Before you install a package, you usually look for it via Portage’s search capabilities. Portage’s emerge utility has –search and –searchdesc options, but using them is not enjoyable, because they take a long time to run. That’s why we’ve seen the emergence of third-party search front ends for Portage, such as esearch and eix. Their common idea is to use their own search indexes to speed up searches. When using either utility, you have to rebuild the index after updating the Portage tree, and after installing and uninstalling software. Of the two, eix works faster and has more capabilities.
Optimizing traffic usage
Updating your software can take a lot of network bandwidth. There are tools that help you decrease Portage’s appetite. The most effective and well-known such tool is Deltup, which allows you to download deltas, or the differences between new and old versions of package source. That approach can save you up to 90% of the download size. The procedure for installing deltup is described in the Gentoo wiki.The Gentoo wiki provides more tips for users with poor Internet connections.
Faster package compilation
Every time you install or update some software under Gentoo, you need to wait until its source is compiled. Portage supports a set of tools that try to decrease the compiling time of your packages.One of the ways to speed up compilation on a slow machine is to distribute the compiling task to another host. This is what Distcc aims to do. You can even use Windows boxes to assist in the task.
Managing logs and configuration files

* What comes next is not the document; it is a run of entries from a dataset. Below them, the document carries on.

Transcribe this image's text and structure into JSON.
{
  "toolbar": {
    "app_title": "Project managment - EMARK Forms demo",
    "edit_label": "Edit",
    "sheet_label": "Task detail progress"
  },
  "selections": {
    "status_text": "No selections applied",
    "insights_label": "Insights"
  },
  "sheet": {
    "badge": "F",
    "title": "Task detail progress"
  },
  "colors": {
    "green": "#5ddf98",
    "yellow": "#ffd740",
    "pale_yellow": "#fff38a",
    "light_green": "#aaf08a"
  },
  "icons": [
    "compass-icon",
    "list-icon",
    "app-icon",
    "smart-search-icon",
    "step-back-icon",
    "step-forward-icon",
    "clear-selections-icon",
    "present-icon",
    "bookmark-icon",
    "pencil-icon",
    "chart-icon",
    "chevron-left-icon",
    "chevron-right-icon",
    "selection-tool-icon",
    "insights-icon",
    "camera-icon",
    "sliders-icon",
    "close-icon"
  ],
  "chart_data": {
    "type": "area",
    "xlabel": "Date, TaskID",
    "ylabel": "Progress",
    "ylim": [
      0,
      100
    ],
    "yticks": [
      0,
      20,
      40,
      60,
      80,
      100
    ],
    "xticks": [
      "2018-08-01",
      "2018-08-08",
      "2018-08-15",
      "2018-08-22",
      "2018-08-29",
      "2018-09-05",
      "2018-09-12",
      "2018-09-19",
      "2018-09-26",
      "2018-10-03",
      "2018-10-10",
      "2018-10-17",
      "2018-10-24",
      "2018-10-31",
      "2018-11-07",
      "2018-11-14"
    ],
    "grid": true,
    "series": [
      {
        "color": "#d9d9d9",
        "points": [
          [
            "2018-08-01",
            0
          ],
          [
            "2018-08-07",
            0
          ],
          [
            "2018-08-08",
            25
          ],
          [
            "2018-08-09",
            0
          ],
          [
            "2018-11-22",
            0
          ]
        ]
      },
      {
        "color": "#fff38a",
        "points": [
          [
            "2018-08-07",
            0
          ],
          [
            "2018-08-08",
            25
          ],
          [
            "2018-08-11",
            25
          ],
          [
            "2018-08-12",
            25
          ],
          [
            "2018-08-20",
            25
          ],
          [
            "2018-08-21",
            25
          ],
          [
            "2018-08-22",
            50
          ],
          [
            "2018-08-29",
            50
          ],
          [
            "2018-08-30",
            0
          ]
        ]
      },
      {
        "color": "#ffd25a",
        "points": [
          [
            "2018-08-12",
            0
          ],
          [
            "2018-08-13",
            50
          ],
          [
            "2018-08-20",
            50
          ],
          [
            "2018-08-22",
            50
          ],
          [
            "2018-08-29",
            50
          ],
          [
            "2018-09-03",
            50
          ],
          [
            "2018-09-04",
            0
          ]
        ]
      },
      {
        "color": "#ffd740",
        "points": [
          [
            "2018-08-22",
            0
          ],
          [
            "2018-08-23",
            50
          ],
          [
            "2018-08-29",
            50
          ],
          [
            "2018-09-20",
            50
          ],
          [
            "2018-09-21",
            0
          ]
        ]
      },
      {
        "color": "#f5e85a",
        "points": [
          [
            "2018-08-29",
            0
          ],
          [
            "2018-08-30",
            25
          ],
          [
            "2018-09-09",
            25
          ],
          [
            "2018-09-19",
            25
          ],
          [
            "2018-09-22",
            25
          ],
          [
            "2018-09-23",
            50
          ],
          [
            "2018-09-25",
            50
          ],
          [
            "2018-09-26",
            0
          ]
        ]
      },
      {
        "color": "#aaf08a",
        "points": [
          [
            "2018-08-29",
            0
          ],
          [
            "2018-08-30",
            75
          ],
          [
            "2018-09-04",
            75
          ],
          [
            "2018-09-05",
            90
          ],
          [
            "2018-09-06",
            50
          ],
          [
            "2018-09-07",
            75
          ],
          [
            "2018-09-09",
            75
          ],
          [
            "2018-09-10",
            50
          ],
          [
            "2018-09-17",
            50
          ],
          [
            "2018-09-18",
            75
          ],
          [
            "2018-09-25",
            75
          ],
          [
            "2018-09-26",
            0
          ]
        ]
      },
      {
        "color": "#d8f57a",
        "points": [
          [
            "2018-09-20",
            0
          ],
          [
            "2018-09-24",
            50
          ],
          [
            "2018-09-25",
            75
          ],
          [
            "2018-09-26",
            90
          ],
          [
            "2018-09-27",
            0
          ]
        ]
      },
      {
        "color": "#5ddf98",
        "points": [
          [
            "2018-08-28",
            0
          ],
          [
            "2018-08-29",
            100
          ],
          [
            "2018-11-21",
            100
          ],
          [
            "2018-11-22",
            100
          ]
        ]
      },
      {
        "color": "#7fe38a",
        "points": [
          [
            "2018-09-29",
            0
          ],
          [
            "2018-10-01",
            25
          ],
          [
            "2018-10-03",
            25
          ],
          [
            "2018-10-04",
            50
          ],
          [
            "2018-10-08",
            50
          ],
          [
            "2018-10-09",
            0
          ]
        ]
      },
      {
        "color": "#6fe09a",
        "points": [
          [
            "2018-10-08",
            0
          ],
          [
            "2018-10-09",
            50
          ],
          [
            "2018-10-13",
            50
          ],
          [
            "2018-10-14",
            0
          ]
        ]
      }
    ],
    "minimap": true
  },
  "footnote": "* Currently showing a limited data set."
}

Another new feature in Portage 2.1 is the new logging framework. Many packages show notices while you emerge them, but you may not see them if you do not watch the emerge process. Now you just need to turn on elog, by adding these lines to /etc/make.conf:
# This sets what to log
PORTAGE_ELOG_CLASSES=”warn error log”
# And this is how to do it
and creating the /var/log/portage/elog directory. Now, each package’s emerge log will be saved in a separate file in the specified directory. You can find more info on configuring elog by inspecting the /etc/make.conf.example file. There are already GTK and QT graphical front ends for viewing these logs.